This fall, a beltway to connect I-15 to Route 95 on the north end of town is scheduled to be completed, and plans are in the works for casinos at both junctions: one off of I-15 near the Las Vegas Motor Speedway and another even farther north of Santa Fe Station, off Route 95.

Strip isn't standing still

But don't think that the Strip isn't expanding, too. Even though it was hurt more by the tourist downturn after Sept. 11, investors are lining up to build new projects on or near the Strip.

Leading the next building boom in Las Vegas will be Steve Wynn, which should come as no surprise to anyone who knows Vegas's history.

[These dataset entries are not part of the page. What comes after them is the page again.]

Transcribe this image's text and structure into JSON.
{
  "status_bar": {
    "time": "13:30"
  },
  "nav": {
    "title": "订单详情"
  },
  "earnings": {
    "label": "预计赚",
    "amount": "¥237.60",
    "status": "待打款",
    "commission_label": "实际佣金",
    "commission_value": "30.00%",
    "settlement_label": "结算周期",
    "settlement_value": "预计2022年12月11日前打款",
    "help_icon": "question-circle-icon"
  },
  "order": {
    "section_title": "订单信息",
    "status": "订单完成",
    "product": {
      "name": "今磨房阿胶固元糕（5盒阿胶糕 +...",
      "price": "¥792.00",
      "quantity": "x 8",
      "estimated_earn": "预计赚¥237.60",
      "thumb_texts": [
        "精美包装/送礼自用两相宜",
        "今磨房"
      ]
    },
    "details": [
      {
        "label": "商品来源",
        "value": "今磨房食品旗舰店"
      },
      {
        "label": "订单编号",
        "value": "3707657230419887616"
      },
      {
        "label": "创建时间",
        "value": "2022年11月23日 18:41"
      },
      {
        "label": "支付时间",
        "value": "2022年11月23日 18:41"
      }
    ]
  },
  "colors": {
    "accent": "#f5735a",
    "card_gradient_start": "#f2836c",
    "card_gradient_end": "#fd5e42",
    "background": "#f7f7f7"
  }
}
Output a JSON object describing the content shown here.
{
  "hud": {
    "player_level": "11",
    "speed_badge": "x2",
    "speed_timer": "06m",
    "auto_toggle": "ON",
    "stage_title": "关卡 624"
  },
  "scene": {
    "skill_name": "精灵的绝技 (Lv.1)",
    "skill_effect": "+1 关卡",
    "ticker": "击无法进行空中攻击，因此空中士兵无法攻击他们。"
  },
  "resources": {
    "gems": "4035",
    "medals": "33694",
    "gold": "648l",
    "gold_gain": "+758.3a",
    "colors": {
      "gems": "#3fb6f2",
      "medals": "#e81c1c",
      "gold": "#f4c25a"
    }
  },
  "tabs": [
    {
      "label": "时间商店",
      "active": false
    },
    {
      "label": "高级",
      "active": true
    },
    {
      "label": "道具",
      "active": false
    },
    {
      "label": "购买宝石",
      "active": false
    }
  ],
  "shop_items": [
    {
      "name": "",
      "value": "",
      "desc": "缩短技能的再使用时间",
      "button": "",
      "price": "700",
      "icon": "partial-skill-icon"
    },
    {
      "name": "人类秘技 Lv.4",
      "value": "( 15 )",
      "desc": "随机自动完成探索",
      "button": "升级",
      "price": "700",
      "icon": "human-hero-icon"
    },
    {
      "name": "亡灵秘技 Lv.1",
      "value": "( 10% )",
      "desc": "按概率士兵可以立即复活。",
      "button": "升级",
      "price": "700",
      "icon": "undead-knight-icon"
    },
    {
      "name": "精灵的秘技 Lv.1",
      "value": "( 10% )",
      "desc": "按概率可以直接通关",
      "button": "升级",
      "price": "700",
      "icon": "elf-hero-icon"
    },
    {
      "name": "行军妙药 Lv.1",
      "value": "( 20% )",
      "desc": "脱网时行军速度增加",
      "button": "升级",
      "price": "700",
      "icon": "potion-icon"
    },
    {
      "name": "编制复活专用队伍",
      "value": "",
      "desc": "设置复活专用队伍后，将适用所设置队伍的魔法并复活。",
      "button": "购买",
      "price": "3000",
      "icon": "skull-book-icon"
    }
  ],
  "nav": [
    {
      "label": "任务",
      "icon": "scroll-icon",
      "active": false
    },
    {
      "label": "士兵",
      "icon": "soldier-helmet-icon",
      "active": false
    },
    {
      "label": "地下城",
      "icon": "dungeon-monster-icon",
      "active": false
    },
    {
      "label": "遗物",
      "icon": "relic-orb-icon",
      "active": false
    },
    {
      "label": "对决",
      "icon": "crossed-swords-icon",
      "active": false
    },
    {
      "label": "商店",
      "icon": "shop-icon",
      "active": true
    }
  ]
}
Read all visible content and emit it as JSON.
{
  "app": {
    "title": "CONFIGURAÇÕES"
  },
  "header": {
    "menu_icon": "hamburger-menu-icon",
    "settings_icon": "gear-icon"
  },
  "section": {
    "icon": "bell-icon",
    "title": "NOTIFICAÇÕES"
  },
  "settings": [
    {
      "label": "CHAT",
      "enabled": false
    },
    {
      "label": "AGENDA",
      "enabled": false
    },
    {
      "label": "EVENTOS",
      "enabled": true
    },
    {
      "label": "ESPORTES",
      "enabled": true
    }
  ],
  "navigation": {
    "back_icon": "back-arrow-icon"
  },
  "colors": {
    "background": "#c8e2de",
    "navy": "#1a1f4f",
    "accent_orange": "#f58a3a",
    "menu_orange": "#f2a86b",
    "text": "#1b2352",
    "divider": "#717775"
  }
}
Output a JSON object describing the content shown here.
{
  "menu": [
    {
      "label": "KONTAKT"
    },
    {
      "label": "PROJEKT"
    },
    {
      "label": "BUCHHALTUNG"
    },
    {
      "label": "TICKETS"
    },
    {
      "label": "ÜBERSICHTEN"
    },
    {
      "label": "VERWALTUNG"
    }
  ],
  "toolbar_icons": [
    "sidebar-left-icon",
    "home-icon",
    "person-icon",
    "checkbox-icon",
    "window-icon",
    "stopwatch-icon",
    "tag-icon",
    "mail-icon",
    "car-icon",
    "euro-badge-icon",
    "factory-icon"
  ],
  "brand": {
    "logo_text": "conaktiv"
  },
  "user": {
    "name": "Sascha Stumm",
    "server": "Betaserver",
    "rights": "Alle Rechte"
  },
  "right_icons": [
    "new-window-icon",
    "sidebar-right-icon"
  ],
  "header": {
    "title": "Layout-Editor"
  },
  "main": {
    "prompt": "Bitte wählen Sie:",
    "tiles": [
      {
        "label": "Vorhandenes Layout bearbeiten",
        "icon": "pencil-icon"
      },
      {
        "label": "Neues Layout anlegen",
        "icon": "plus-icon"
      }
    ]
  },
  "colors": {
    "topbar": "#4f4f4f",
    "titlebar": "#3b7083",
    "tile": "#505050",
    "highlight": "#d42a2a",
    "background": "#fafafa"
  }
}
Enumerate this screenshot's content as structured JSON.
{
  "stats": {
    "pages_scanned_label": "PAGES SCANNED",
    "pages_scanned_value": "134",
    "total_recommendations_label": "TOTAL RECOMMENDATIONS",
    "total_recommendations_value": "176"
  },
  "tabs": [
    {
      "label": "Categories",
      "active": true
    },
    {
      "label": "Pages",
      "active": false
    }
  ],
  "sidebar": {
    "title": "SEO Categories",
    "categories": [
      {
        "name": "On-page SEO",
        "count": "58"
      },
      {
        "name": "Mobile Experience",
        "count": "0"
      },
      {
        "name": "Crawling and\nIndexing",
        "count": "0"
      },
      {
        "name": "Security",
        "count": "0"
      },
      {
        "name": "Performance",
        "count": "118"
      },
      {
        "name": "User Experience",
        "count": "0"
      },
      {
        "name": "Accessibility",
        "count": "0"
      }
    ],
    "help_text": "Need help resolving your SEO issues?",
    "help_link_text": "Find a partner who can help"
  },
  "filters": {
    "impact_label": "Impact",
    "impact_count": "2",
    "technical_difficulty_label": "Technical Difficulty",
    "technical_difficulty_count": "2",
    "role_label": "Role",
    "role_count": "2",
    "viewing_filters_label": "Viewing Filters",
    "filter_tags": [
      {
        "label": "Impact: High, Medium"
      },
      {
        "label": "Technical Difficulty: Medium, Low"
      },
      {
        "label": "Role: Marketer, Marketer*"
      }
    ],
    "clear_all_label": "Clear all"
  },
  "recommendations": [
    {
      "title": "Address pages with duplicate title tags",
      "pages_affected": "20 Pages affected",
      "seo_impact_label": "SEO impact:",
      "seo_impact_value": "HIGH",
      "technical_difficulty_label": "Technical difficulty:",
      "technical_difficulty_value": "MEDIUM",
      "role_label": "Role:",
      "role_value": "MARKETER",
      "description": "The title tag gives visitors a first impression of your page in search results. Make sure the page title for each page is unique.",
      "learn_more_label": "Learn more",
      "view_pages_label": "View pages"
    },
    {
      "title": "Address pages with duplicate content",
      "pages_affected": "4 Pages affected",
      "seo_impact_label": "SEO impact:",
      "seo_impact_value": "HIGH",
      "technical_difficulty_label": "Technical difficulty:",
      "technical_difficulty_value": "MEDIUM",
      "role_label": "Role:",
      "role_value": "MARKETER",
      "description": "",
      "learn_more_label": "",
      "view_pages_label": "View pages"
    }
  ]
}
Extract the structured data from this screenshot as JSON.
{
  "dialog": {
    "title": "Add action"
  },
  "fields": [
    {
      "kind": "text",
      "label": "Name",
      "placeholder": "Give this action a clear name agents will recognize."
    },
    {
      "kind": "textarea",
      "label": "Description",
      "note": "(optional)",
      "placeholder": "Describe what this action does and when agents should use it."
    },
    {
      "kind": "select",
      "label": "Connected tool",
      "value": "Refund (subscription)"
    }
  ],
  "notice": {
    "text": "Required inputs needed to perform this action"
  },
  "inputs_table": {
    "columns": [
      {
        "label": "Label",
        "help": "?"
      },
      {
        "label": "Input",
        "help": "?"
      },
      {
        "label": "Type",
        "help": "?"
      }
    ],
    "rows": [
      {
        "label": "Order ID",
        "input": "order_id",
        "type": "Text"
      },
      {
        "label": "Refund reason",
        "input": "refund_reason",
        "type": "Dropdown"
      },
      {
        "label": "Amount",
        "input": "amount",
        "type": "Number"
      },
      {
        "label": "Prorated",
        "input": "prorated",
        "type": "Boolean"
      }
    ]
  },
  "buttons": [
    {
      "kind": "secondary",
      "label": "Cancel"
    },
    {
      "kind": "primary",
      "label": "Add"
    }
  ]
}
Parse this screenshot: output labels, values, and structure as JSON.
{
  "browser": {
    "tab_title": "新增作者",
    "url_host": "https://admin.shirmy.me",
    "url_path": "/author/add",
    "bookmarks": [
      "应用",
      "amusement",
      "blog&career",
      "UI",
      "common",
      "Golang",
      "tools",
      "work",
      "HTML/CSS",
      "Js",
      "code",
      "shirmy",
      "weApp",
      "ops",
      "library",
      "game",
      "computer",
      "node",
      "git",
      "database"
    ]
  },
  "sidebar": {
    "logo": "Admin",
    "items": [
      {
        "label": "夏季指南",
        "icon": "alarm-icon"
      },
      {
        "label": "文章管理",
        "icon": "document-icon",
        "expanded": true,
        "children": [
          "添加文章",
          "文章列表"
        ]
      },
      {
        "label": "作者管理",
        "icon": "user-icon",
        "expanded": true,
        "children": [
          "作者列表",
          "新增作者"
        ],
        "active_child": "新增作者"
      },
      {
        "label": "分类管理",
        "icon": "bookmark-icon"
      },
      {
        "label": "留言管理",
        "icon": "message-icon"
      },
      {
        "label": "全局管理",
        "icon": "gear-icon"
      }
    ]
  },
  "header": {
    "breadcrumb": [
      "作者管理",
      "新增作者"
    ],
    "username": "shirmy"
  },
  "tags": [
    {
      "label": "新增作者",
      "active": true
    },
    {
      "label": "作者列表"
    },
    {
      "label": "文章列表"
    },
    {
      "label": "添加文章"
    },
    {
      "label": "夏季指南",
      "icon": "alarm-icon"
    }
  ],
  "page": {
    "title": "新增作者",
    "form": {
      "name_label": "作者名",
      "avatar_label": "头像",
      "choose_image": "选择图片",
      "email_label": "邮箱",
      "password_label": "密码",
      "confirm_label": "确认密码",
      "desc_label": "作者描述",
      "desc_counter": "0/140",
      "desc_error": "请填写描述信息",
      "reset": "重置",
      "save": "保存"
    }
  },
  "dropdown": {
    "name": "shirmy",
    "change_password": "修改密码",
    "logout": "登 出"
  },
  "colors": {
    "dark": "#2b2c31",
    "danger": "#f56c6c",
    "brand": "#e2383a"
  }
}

He was the main mover and shaker in the last boom when he built the Mirage, Treasure Island, and then the Bellagio in the 1980's and 1990's. Competitors built the Venetian, Mandalay Bay, Paris, and New York-New York to try to keep up.

Wynn is building the $1.65 billion La Reve on the Desert Inn site he bought two years ago.

The project, which is big enough by itself, will spur other development in a part of the Strip that needs it.

Across the street, where the New Frontier now sits, Phil Ruffin is planning to build a $1 billion San Francisco-themed resort called City by the Bay. As part of that development, Ruffin has teamed with Donald Trump. They announced this past week that they are building a $350 million condominium complex called Trump Tower Las Vegas. The 600-foot tower would be the second-tallest building in Vegas behind the Stratosphere at 1,149 feet. Condos would start at $1.5 million.

Wynn announced this past week that he was going public to raise the rest of his funds. Ruffin has said that once Wynn gets his financing in place it will be easier for him to close his deal.

When those projects are completed, we might see the resurrection of plans to build a London-themed resort at the site of the imploded El Rancho on the north end of the Strip near the Sahara.

In the other direction, work is moving forward on plans to build the $115 million South Beach on Tropicana Avenue, just west of the Strip and I-15. A HoJo and an IHOP are slated for demolition this summer with the project to be completed in 2004. That development will likely prompt Station Casinos to upgrade its Wild Wild West property across the street.

Downtown tries to keep up

The downtown area of Las Vegas, home to Binion's Horseshoe, the Golden Nugget, and other historic casinos, has had a hard time keeping up with more and more tourists going to the glitzy Strip and more and more locals gambling at their neighborhood casinos.

The Fremont Street Experience, the $70 million light and sound show under a 90-foot-high canopy that spans four city blocks, hasn't succeeded the way it was intended. The main problem is that parents come to see it with their kids, but then leave with their kids because they can't take them in the casinos.

The newest attempt to lure people downtown opens Thursday night with the unveiling of Neonopolis, a $100 million entertainment and shopping center. A neon sign museum - a natural for Vegas - with a 100-foot display will be a key attraction, as well as 14 movie theaters, restaurants, sports bars, and retail stores.

Putting it all together

The question becomes: How much more building before the boom goes bust?

Casino companies continue to say they're making less money than they were before the tourism downturn after Sept. 11. But in light of all this expansion, it sounds just like Major League Baseball claiming to be losing millions of dollars, yet owners continuously line up to "lose money" by continuing to buy franchises.

Obviously there are a lot of people with a lot of money who think Vegas is nowhere near its breaking point. Besides, Vegas has been proving skeptics wrong since people said it was getting too big for its britches in the 1950's.